■ Data shown ■
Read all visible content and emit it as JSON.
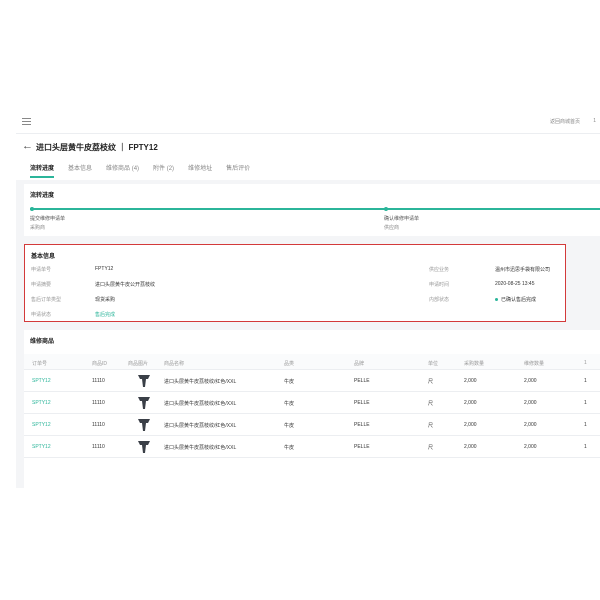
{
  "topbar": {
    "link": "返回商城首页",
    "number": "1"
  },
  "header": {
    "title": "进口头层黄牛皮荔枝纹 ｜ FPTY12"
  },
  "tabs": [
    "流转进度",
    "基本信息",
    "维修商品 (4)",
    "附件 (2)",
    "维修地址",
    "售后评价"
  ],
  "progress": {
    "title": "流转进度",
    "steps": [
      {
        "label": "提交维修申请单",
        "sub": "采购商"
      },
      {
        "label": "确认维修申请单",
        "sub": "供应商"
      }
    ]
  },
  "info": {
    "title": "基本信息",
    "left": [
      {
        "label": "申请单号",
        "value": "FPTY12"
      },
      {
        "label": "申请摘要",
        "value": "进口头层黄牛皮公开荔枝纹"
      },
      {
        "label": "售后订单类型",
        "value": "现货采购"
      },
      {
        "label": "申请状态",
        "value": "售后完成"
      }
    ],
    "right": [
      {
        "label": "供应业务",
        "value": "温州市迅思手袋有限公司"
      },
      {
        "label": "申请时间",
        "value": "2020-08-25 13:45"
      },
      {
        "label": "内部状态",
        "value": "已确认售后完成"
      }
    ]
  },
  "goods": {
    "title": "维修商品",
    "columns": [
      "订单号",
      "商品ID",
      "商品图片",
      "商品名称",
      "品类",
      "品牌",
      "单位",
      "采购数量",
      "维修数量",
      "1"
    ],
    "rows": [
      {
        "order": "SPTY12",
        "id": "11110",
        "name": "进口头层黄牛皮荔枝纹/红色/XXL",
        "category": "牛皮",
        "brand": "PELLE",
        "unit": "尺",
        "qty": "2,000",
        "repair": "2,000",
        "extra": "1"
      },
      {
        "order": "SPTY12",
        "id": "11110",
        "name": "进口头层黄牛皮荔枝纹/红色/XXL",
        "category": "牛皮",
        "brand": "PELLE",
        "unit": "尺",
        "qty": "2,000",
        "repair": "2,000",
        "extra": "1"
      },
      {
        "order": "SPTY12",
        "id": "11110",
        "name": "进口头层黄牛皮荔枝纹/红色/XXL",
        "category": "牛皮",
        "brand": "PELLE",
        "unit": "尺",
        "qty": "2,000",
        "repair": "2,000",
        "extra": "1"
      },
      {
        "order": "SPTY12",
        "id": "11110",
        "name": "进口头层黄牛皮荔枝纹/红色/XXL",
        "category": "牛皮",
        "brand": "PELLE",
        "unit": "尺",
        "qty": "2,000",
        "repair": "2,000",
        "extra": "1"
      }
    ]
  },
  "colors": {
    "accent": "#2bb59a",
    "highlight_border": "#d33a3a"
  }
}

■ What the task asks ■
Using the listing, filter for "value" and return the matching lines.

■ Result of the task ■
        "value": "FPTY12"
        "value": "进口头层黄牛皮公开荔枝纹"
        "value": "现货采购"
        "value": "售后完成"
        "value": "温州市迅思手袋有限公司"
        "value": "2020-08-25 13:45"
        "value": "已确认售后完成"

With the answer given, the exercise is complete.